Driving & Public Transport in Sydney
Sydney has a large transport network of trains, buses and ferries, and passengers pay with a pre-paid Opal Card (like an Oyster Card in London), which you scan at the start and end of your journey. I’ve found prices to be fairly reasonable; a journey of 3-8km costs $3.50 on the bus, or $4.50 for a longer distance.
Hopping on a train for an extra couple of stops within the city centre after a bus ride in only adds on about $0.30 extra. Fares are also capped at $60 per week, and there’s unlimited transport on a Sunday for $2.80 – not just within the city but all the way out to the Blue Mountains or up to Newcastle! Check Opal fares in more detail on the Opal website.
The bad side of public transport in Sydney is the sparseness of the train line compared to the huge size of the city. Journeys often require a combination of trains and buses, which can be very slow. Ferries are more expensive but reward you with some very pretty views of the harbour. Not a bad commute at all!
As you can imagine, the roads in Sydney get pretty busy, and journeys usually take longer than expected. There are a lot of traffic lights too, so even if the roads are clear you spend a lot of time sitting at red lights. Parking is generally free in residential areas once you’re out of the inner city, and free for three hours in shopping centres. In busy areas you often have time restrictions during the daytime and/or meters to buy a ticket.
Snakes & Spiders in Sydney
I know that poisonous snakes and spiders are a big worry to some people who are thinking of moving to Australia, but you really don’t need to worry about these if you’re moving to Sydney.
You don’t get snakes slithering around the city streets, and the most I’ve spotted in terms of spiders are the large but harmless golden silk orb-weavers, and only ever outdoors. I know people who’ve lived in Sydney for years and have seen just one funnel-web spider, and that was in deep undergrowth.

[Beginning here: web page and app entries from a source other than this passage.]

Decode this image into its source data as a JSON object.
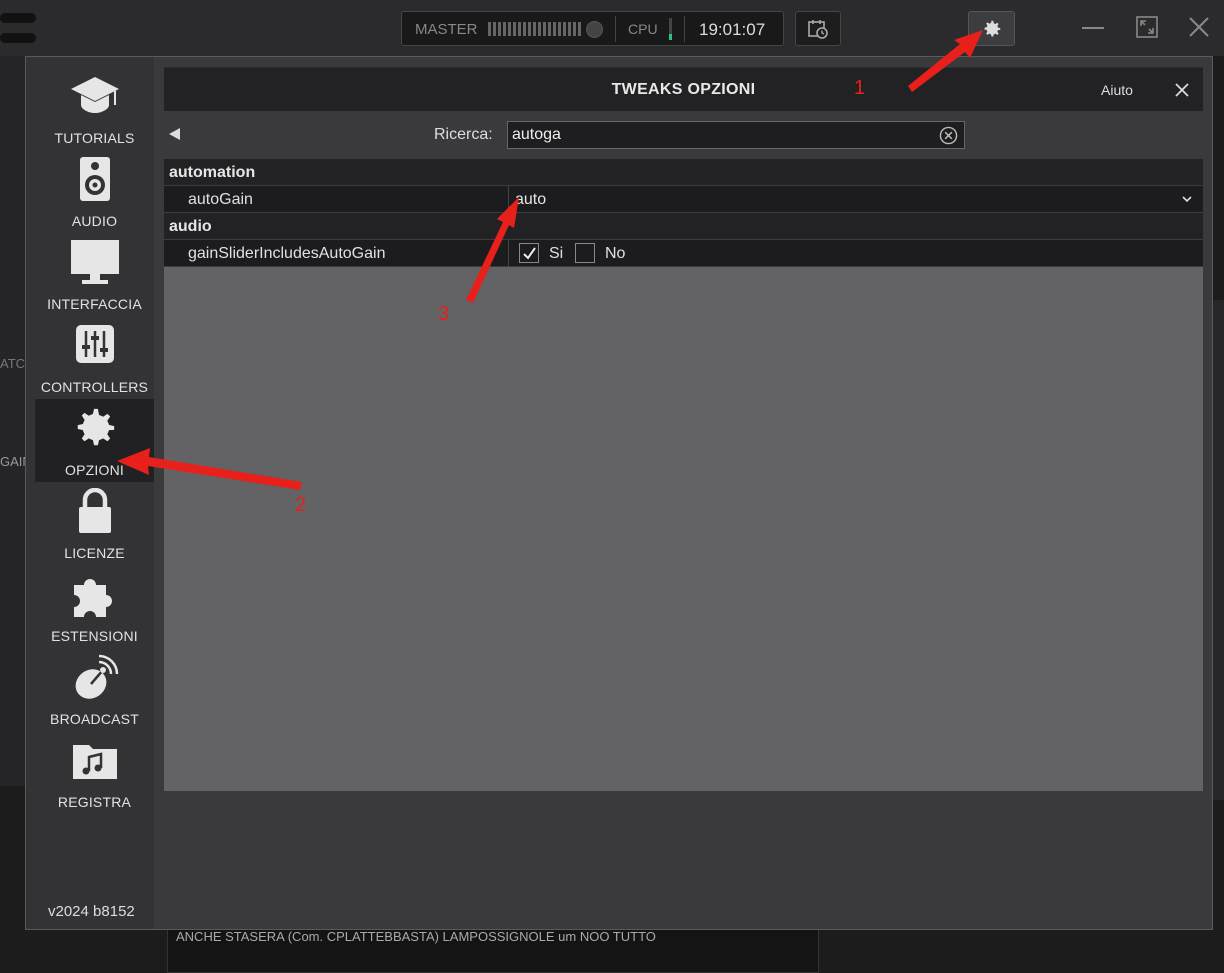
{
  "topbar": {
    "master_label": "MASTER",
    "cpu_label": "CPU",
    "clock": "19:01:07"
  },
  "background": {
    "left_text_1": "ATC",
    "left_text_2": "GAIN",
    "bottom_text": "ANCHE STASERA (Com. CPLATTEBBASTA) LAMPOSSIGNOLE um    NOO   TUTTO"
  },
  "sidebar": {
    "items": [
      {
        "label": "TUTORIALS",
        "icon": "graduation-cap-icon"
      },
      {
        "label": "AUDIO",
        "icon": "speaker-icon"
      },
      {
        "label": "INTERFACCIA",
        "icon": "monitor-icon"
      },
      {
        "label": "CONTROLLERS",
        "icon": "sliders-icon"
      },
      {
        "label": "OPZIONI",
        "icon": "gear-icon",
        "active": true
      },
      {
        "label": "LICENZE",
        "icon": "lock-icon"
      },
      {
        "label": "ESTENSIONI",
        "icon": "puzzle-icon"
      },
      {
        "label": "BROADCAST",
        "icon": "satellite-dish-icon"
      },
      {
        "label": "REGISTRA",
        "icon": "music-folder-icon"
      }
    ],
    "version": "v2024 b8152"
  },
  "panel": {
    "title": "TWEAKS OPZIONI",
    "help": "Aiuto"
  },
  "search": {
    "label": "Ricerca:",
    "value": "autoga"
  },
  "table": {
    "groups": [
      {
        "name": "automation",
        "settings": [
          {
            "name": "autoGain",
            "value": "auto",
            "type": "dropdown"
          }
        ]
      },
      {
        "name": "audio",
        "settings": [
          {
            "name": "gainSliderIncludesAutoGain",
            "type": "yesno",
            "yes_label": "Si",
            "no_label": "No",
            "yes_checked": true
          }
        ]
      }
    ]
  },
  "annotations": {
    "n1": "1",
    "n2": "2",
    "n3": "3",
    "color": "#e8201b"
  },
  "colors": {
    "background": "#1c1c1d",
    "dialog": "#3a3a3c",
    "table_empty": "#636366",
    "row": "#1c1c1e",
    "cpu_meter": "#2ec37c"
  }
}
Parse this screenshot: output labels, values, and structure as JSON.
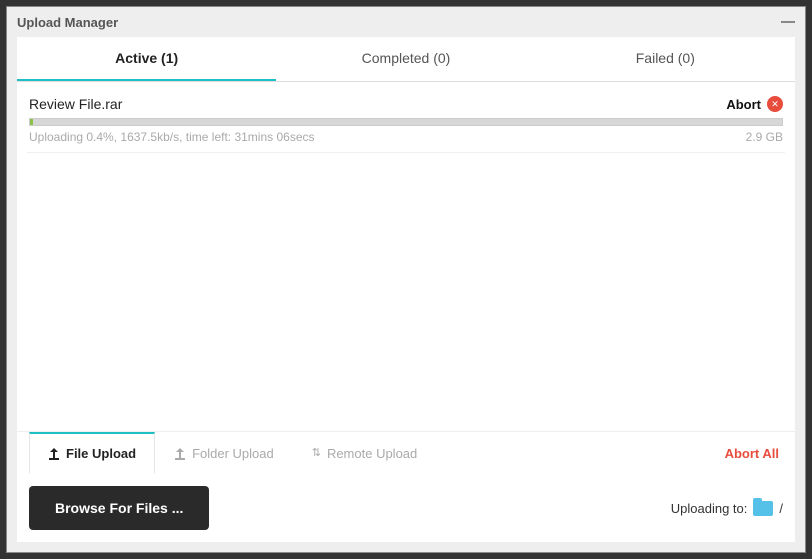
{
  "window": {
    "title": "Upload Manager"
  },
  "tabs": {
    "active": {
      "label": "Active (1)"
    },
    "completed": {
      "label": "Completed (0)"
    },
    "failed": {
      "label": "Failed (0)"
    }
  },
  "upload": {
    "filename": "Review File.rar",
    "abort_label": "Abort",
    "progress_percent": 0.4,
    "status_text": "Uploading 0.4%, 1637.5kb/s, time left: 31mins 06secs",
    "size_text": "2.9 GB"
  },
  "bottom_tabs": {
    "file": {
      "label": "File Upload"
    },
    "folder": {
      "label": "Folder Upload"
    },
    "remote": {
      "label": "Remote Upload"
    }
  },
  "abort_all_label": "Abort All",
  "browse_label": "Browse For Files ...",
  "uploading_to_label": "Uploading to:",
  "uploading_to_path": "/"
}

As for snakes, I’ve travelled almost the entire coast of Australia and the only ones I’ve seen were on hikes in national parks. What Sydney does have in the summer though is mosquitoes, particularly around sunset time. They can be pretty annoying. Oh, and cockroaches too; you will definitely spot those in summer!

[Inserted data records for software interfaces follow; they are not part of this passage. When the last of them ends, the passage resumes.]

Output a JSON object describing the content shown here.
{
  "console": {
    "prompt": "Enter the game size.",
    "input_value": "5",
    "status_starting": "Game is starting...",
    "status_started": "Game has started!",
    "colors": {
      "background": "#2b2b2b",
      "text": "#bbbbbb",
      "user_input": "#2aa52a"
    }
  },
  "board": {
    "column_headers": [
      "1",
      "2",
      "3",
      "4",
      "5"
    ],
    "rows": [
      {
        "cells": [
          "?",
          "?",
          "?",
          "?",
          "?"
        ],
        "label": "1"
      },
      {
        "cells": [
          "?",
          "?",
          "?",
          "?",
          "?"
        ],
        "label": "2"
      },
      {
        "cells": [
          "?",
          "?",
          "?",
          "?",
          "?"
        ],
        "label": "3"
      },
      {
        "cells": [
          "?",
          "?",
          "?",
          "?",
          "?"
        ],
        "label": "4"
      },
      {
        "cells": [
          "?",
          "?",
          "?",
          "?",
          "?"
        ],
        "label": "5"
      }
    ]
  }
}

Trips from Sydney
So, where do you go on holiday if you’re living in Sydney? There’s a big international airport here, so anywhere is possible, but remember that living in Australia is nothing like living in Europe, where you can hop on a plane and be in a wide choice of countries within two hours – Australia is very isolated.
Thankfully the country has plenty to offer. The NSW coastline is packed with beautiful beach resorts; from Sydney you can be in Jervis Bay to the south or Nelson Bay to the north within a few hours’ drive, and there’s plenty in between. Further afield, you can fly up to Byron Bay or the Great Barrier Reef for a more tropical vacation, or even head inland to the Snowy Mountains during the winter to stay in a ski resort – yes, really!
There are far too many places in Australia to mention in this post, but there’s an abundance of possible holiday destinations right here on your doorstep, and since the east coast of Australia is so developed (much more so than the west coast), there are a lot of holiday options available from Sydney that won’t require a gruelling flight. Take a look at my posts on trips from Sydney for inspiration. I like to get away and explore as much as I can!
Living in Sydney – is it For You?
As you now know, Sydney has plenty to offer, but whether it’s for you will really depend on your personal taste. I know many people find it too big and hectic; some want the eternal summer of north Australia; others prefer the culture of Melbourne or the laid-back, family vibe of Brisbane; and some will find Sydney’s property prices too outrageous to contemplate.
Either way, hopefully this blog post has broadened your knowledge of Sydney to help you make the big decision of where to live in Australia! If you’re still undecided, have a read of my other Australian city lifestyle posts: